In full and without alteration, reproduce every record.
Segment Start: The data
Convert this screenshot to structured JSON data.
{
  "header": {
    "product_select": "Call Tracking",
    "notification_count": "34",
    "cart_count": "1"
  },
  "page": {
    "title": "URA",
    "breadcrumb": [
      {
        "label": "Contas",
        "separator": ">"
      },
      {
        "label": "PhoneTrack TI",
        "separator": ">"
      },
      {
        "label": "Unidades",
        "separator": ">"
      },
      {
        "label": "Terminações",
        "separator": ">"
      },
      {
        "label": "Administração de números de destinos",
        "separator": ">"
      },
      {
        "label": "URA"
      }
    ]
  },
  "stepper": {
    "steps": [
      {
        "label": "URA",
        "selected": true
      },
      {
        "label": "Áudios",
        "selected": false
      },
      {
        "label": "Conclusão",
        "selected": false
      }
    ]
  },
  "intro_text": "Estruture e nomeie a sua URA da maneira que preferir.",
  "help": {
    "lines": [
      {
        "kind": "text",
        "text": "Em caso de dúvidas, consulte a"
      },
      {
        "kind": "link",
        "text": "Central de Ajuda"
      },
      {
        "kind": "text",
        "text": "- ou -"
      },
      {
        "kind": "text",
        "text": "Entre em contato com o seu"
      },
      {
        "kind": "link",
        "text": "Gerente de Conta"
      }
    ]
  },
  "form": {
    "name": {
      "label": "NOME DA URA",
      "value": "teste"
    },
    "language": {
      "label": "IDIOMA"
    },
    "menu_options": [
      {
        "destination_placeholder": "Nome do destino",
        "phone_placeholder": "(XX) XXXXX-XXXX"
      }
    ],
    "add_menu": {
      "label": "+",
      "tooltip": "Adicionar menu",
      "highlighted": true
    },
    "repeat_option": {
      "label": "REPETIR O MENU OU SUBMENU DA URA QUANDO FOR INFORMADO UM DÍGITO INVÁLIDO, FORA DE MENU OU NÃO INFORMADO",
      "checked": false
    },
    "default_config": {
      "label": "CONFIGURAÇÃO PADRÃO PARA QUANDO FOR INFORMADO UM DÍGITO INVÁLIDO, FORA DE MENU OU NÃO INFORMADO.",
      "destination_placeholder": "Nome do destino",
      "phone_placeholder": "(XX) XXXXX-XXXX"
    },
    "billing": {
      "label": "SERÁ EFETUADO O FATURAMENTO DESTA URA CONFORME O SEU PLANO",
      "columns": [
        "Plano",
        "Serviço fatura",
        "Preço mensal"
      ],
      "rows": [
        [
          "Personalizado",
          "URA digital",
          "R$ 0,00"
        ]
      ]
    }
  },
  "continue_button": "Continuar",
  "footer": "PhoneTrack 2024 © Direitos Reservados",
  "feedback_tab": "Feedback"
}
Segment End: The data
= Exercise answer =
Convert this screenshot to structured JSON data.
{
  "header": {
    "product_select": "Call Tracking",
    "notification_count": "34",
    "cart_count": "1"
  },
  "page": {
    "title": "URA",
    "breadcrumb": [
      {
        "label": "Contas",
        "separator": ">"
      },
      {
        "label": "PhoneTrack TI",
        "separator": ">"
      },
      {
        "label": "Unidades",
        "separator": ">"
      },
      {
        "label": "Terminações",
        "separator": ">"
      },
      {
        "label": "Administração de números de destinos",
        "separator": ">"
      },
      {
        "label": "URA"
      }
    ]
  },
  "stepper": {
    "steps": [
      {
        "label": "URA",
        "selected": true
      },
      {
        "label": "Áudios",
        "selected": false
      },
      {
        "label": "Conclusão",
        "selected": false
      }
    ]
  },
  "intro_text": "Estruture e nomeie a sua URA da maneira que preferir.",
  "help": {
    "lines": [
      {
        "kind": "text",
        "text": "Em caso de dúvidas, consulte a"
      },
      {
        "kind": "link",
        "text": "Central de Ajuda"
      },
      {
        "kind": "text",
        "text": "- ou -"
      },
      {
        "kind": "text",
        "text": "Entre em contato com o seu"
      },
      {
        "kind": "link",
        "text": "Gerente de Conta"
      }
    ]
  },
  "form": {
    "name": {
      "label": "NOME DA URA",
      "value": "teste"
    },
    "language": {
      "label": "IDIOMA"
    },
    "menu_options": [
      {
        "destination_placeholder": "Nome do destino",
        "phone_placeholder": "(XX) XXXXX-XXXX"
      }
    ],
    "add_menu": {
      "label": "+",
      "tooltip": "Adicionar menu",
      "highlighted": true
    },
    "repeat_option": {
      "label": "REPETIR O MENU OU SUBMENU DA URA QUANDO FOR INFORMADO UM DÍGITO INVÁLIDO, FORA DE MENU OU NÃO INFORMADO",
      "checked": false
    },
    "default_config": {
      "label": "CONFIGURAÇÃO PADRÃO PARA QUANDO FOR INFORMADO UM DÍGITO INVÁLIDO, FORA DE MENU OU NÃO INFORMADO.",
      "destination_placeholder": "Nome do destino",
      "phone_placeholder": "(XX) XXXXX-XXXX"
    },
    "billing": {
      "label": "SERÁ EFETUADO O FATURAMENTO DESTA URA CONFORME O SEU PLANO",
      "columns": [
        "Plano",
        "Serviço fatura",
        "Preço mensal"
      ],
      "rows": [
        [
          "Personalizado",
          "URA digital",
          "R$ 0,00"
        ]
      ]
    }
  },
  "continue_button": "Continuar",
  "footer": "PhoneTrack 2024 © Direitos Reservados",
  "feedback_tab": "Feedback"
}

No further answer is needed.